| WHAT YOU NEED TO DO |
This exercise calls for all the entries that follow to be set down exactly, without their images.
- - - - - - -
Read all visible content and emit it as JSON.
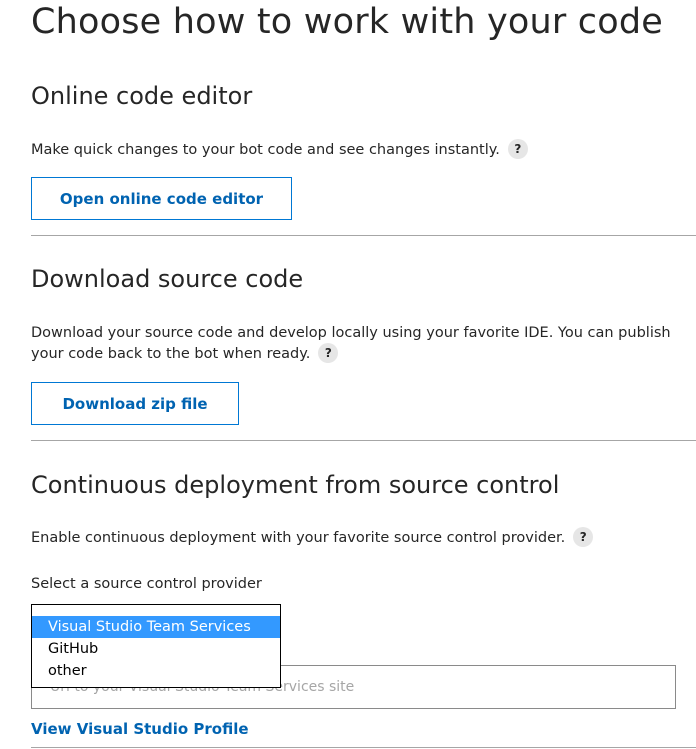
{
  "page": {
    "title": "Choose how to work with your code"
  },
  "online_editor": {
    "heading": "Online code editor",
    "description": "Make quick changes to your bot code and see changes instantly.",
    "help": "?",
    "button_label": "Open online code editor"
  },
  "download": {
    "heading": "Download source code",
    "description": "Download your source code and develop locally using your favorite IDE. You can publish your code back to the bot when ready.",
    "help": "?",
    "button_label": "Download zip file"
  },
  "continuous_deployment": {
    "heading": "Continuous deployment from source control",
    "description": "Enable continuous deployment with your favorite source control provider.",
    "help": "?",
    "select_label": "Select a source control provider",
    "provider_options": [
      {
        "label": "Visual Studio Team Services",
        "selected": true
      },
      {
        "label": "GitHub",
        "selected": false
      },
      {
        "label": "other",
        "selected": false
      }
    ],
    "site_input_placeholder": "Url to your Visual Studio Team Services site",
    "profile_link": "View Visual Studio Profile"
  },
  "colors": {
    "accent": "#0078d4",
    "link": "#0063b1",
    "selection": "#3399ff",
    "divider": "#a6a6a6",
    "help_badge": "#e6e6e6"
  }
}
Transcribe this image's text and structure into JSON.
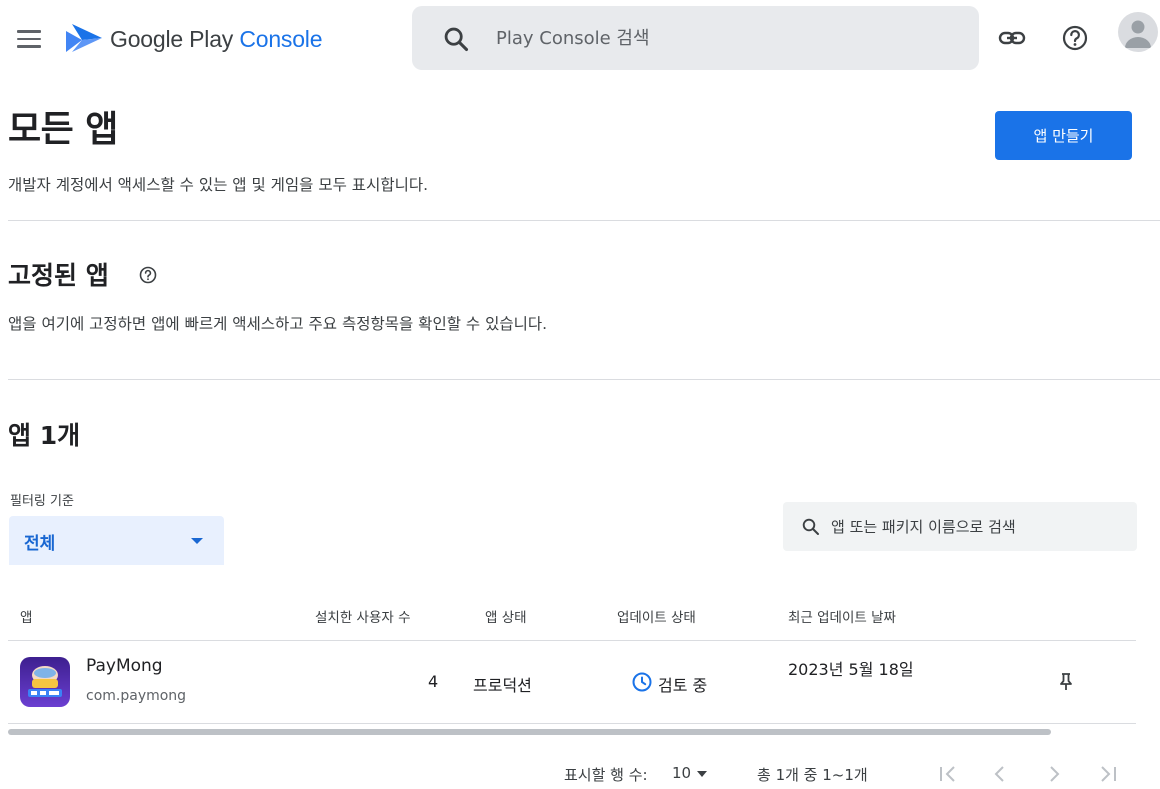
{
  "header": {
    "brand_part1": "Google Play",
    "brand_part2": "Console",
    "search_placeholder": "Play Console 검색"
  },
  "page": {
    "title": "모든 앱",
    "description": "개발자 계정에서 액세스할 수 있는 앱 및 게임을 모두 표시합니다.",
    "create_button": "앱 만들기"
  },
  "pinned": {
    "title": "고정된 앱",
    "description": "앱을 여기에 고정하면 앱에 빠르게 액세스하고 주요 측정항목을 확인할 수 있습니다."
  },
  "apps": {
    "title": "앱 1개",
    "filter_label": "필터링 기준",
    "filter_value": "전체",
    "search_placeholder": "앱 또는 패키지 이름으로 검색",
    "columns": [
      "앱",
      "설치한 사용자 수",
      "앱 상태",
      "업데이트 상태",
      "최근 업데이트 날짜"
    ],
    "rows": [
      {
        "name": "PayMong",
        "package": "com.paymong",
        "installs": "4",
        "app_status": "프로덕션",
        "update_status": "검토 중",
        "last_updated": "2023년 5월 18일"
      }
    ]
  },
  "pagination": {
    "rows_label": "표시할 행 수:",
    "rows_value": "10",
    "range_text": "총 1개 중 1~1개"
  },
  "colors": {
    "primary": "#1a73e8",
    "filter_bg": "#e8f0fe"
  }
}
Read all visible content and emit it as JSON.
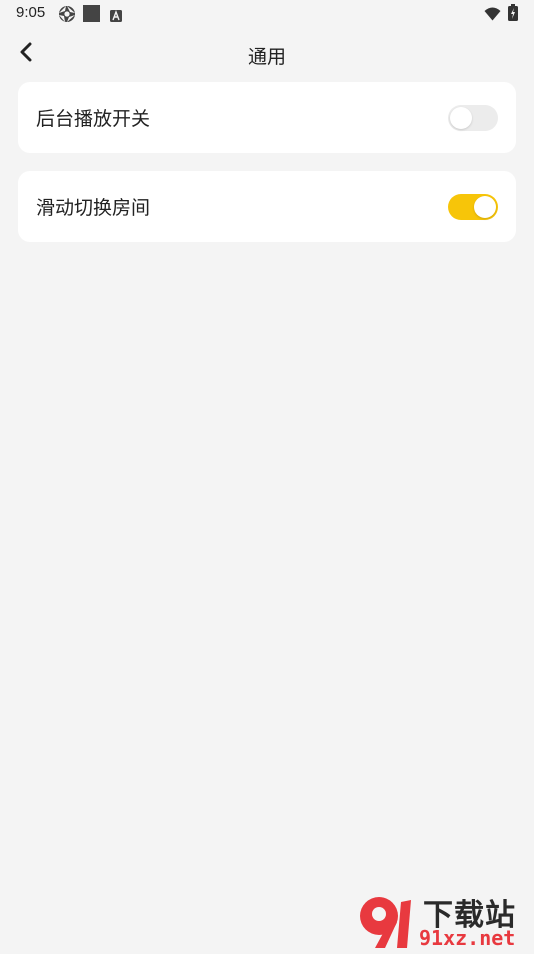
{
  "status_bar": {
    "time": "9:05",
    "icons": [
      "aperture-icon",
      "square-icon",
      "a-badge-icon",
      "wifi-icon",
      "battery-icon"
    ]
  },
  "app_bar": {
    "title": "通用",
    "back_icon": "chevron-left-icon"
  },
  "settings": [
    {
      "label": "后台播放开关",
      "enabled": false
    },
    {
      "label": "滑动切换房间",
      "enabled": true
    }
  ],
  "colors": {
    "accent": "#f7c509",
    "background": "#f4f4f4",
    "card": "#ffffff",
    "toggle_off": "#ececec",
    "watermark_red": "#e8393f"
  },
  "watermark": {
    "brand_text": "下载站",
    "url": "91xz.net"
  }
}
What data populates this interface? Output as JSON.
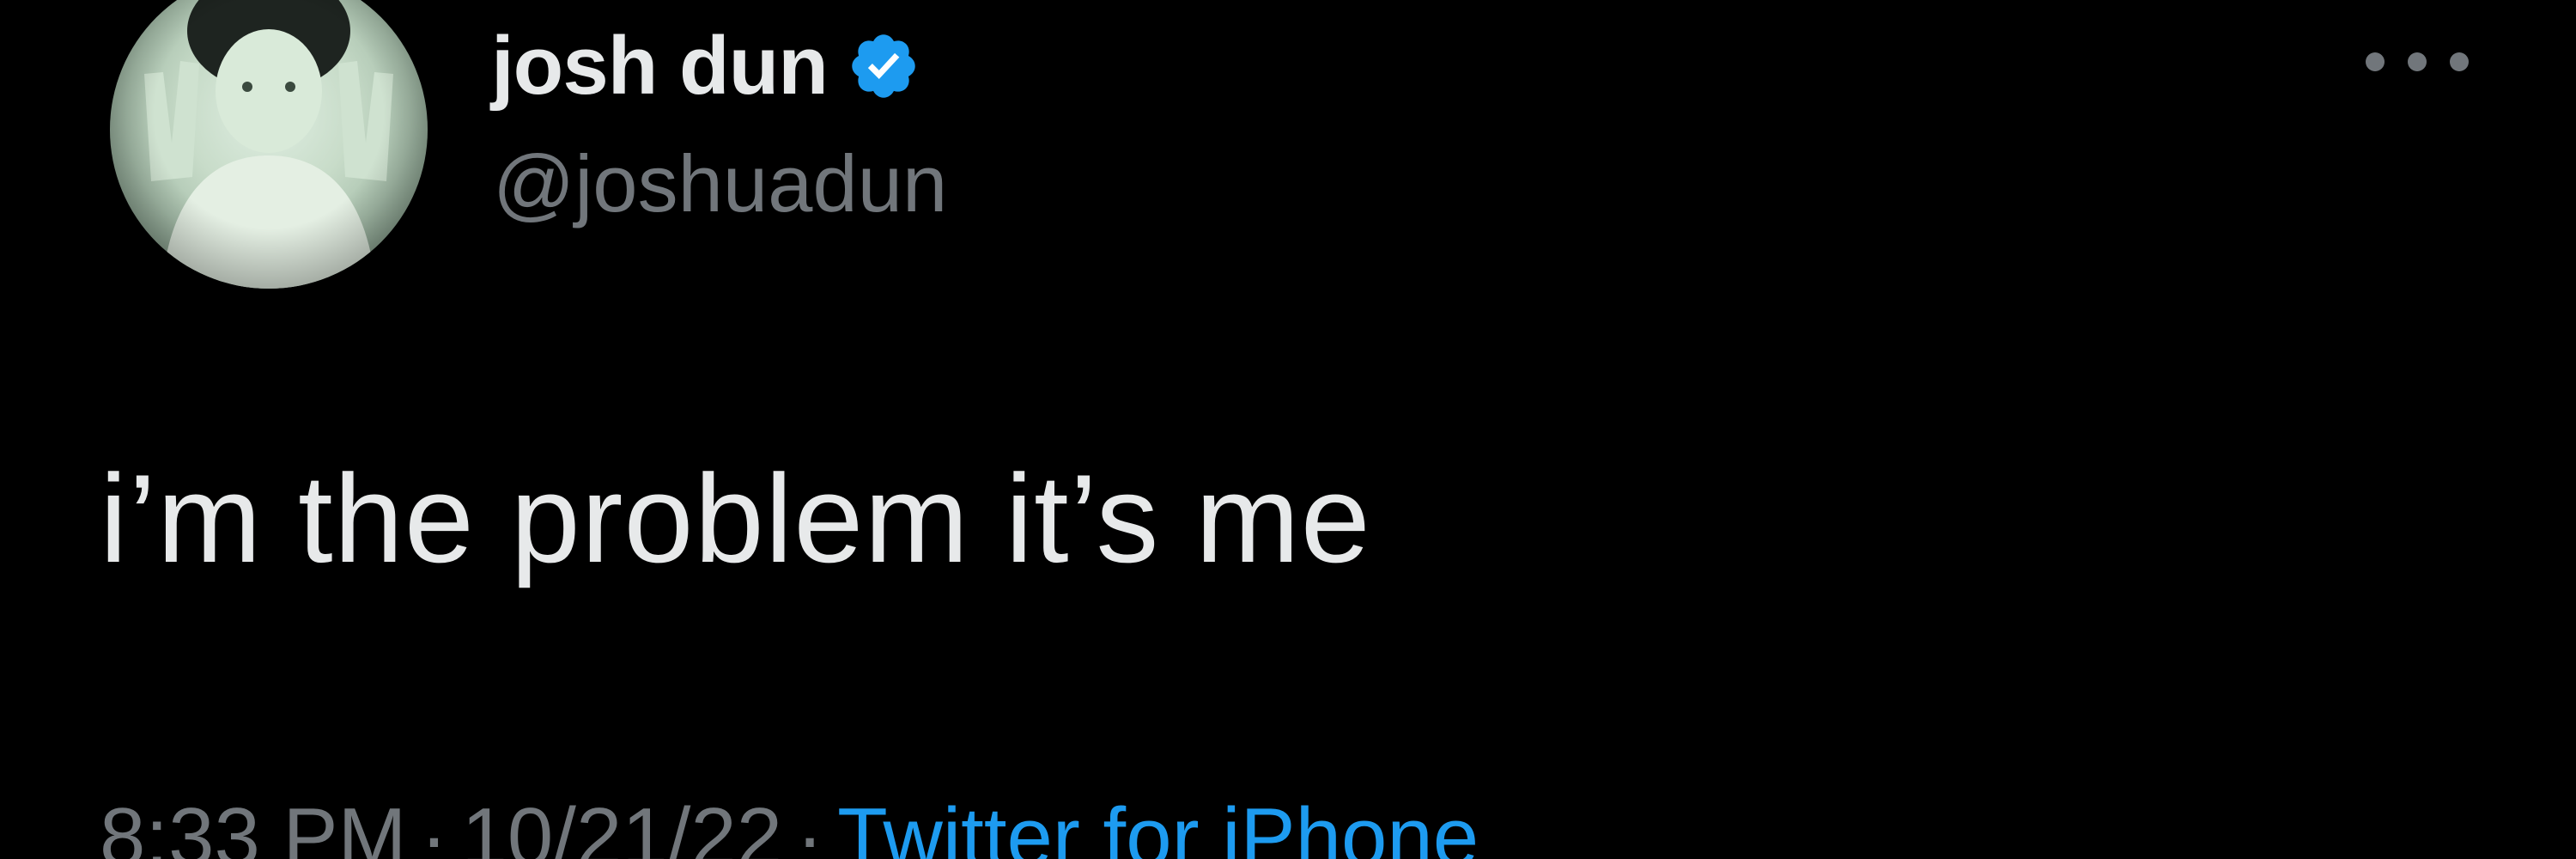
{
  "user": {
    "display_name": "josh dun",
    "handle": "@joshuadun",
    "verified": true,
    "avatar_icon": "profile-photo"
  },
  "tweet": {
    "text": "i’m the problem it’s me",
    "time": "8:33 PM",
    "separator": "·",
    "date": "10/21/22",
    "source": "Twitter for iPhone"
  },
  "icons": {
    "verified": "verified-badge-icon",
    "more": "more-options-icon"
  },
  "colors": {
    "background": "#000000",
    "primary_text": "#e7e9ea",
    "secondary_text": "#71767b",
    "accent": "#1d9bf0"
  }
}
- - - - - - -
| TASK RESULT |
Read all visible content and emit it as JSON.
{
  "page": {
    "title": "Choose how to work with your code"
  },
  "online_editor": {
    "heading": "Online code editor",
    "description": "Make quick changes to your bot code and see changes instantly.",
    "help": "?",
    "button_label": "Open online code editor"
  },
  "download": {
    "heading": "Download source code",
    "description": "Download your source code and develop locally using your favorite IDE. You can publish your code back to the bot when ready.",
    "help": "?",
    "button_label": "Download zip file"
  },
  "continuous_deployment": {
    "heading": "Continuous deployment from source control",
    "description": "Enable continuous deployment with your favorite source control provider.",
    "help": "?",
    "select_label": "Select a source control provider",
    "provider_options": [
      {
        "label": "Visual Studio Team Services",
        "selected": true
      },
      {
        "label": "GitHub",
        "selected": false
      },
      {
        "label": "other",
        "selected": false
      }
    ],
    "site_input_placeholder": "Url to your Visual Studio Team Services site",
    "profile_link": "View Visual Studio Profile"
  },
  "colors": {
    "accent": "#0078d4",
    "link": "#0063b1",
    "selection": "#3399ff",
    "divider": "#a6a6a6",
    "help_badge": "#e6e6e6"
  }
}
Transcribe this image's text and structure into JSON.
{
  "header": {
    "brand_part1": "Google Play",
    "brand_part2": "Console",
    "search_placeholder": "Play Console 검색"
  },
  "page": {
    "title": "모든 앱",
    "description": "개발자 계정에서 액세스할 수 있는 앱 및 게임을 모두 표시합니다.",
    "create_button": "앱 만들기"
  },
  "pinned": {
    "title": "고정된 앱",
    "description": "앱을 여기에 고정하면 앱에 빠르게 액세스하고 주요 측정항목을 확인할 수 있습니다."
  },
  "apps": {
    "title": "앱 1개",
    "filter_label": "필터링 기준",
    "filter_value": "전체",
    "search_placeholder": "앱 또는 패키지 이름으로 검색",
    "columns": [
      "앱",
      "설치한 사용자 수",
      "앱 상태",
      "업데이트 상태",
      "최근 업데이트 날짜"
    ],
    "rows": [
      {
        "name": "PayMong",
        "package": "com.paymong",
        "installs": "4",
        "app_status": "프로덕션",
        "update_status": "검토 중",
        "last_updated": "2023년 5월 18일"
      }
    ]
  },
  "pagination": {
    "rows_label": "표시할 행 수:",
    "rows_value": "10",
    "range_text": "총 1개 중 1~1개"
  },
  "colors": {
    "primary": "#1a73e8",
    "filter_bg": "#e8f0fe"
  }
}
Read all visible content and emit it as JSON.
{
  "status_bar": {
    "time": "9:05",
    "icons": [
      "aperture-icon",
      "square-icon",
      "a-badge-icon",
      "wifi-icon",
      "battery-icon"
    ]
  },
  "app_bar": {
    "title": "通用",
    "back_icon": "chevron-left-icon"
  },
  "settings": [
    {
      "label": "后台播放开关",
      "enabled": false
    },
    {
      "label": "滑动切换房间",
      "enabled": true
    }
  ],
  "colors": {
    "accent": "#f7c509",
    "background": "#f4f4f4",
    "card": "#ffffff",
    "toggle_off": "#ececec",
    "watermark_red": "#e8393f"
  },
  "watermark": {
    "brand_text": "下载站",
    "url": "91xz.net"
  }
}
What data populates this interface? Output as JSON.
{
  "user": {
    "display_name": "josh dun",
    "handle": "@joshuadun",
    "verified": true,
    "avatar_icon": "profile-photo"
  },
  "tweet": {
    "text": "i’m the problem it’s me",
    "time": "8:33 PM",
    "separator": "·",
    "date": "10/21/22",
    "source": "Twitter for iPhone"
  },
  "icons": {
    "verified": "verified-badge-icon",
    "more": "more-options-icon"
  },
  "colors": {
    "background": "#000000",
    "primary_text": "#e7e9ea",
    "secondary_text": "#71767b",
    "accent": "#1d9bf0"
  }
}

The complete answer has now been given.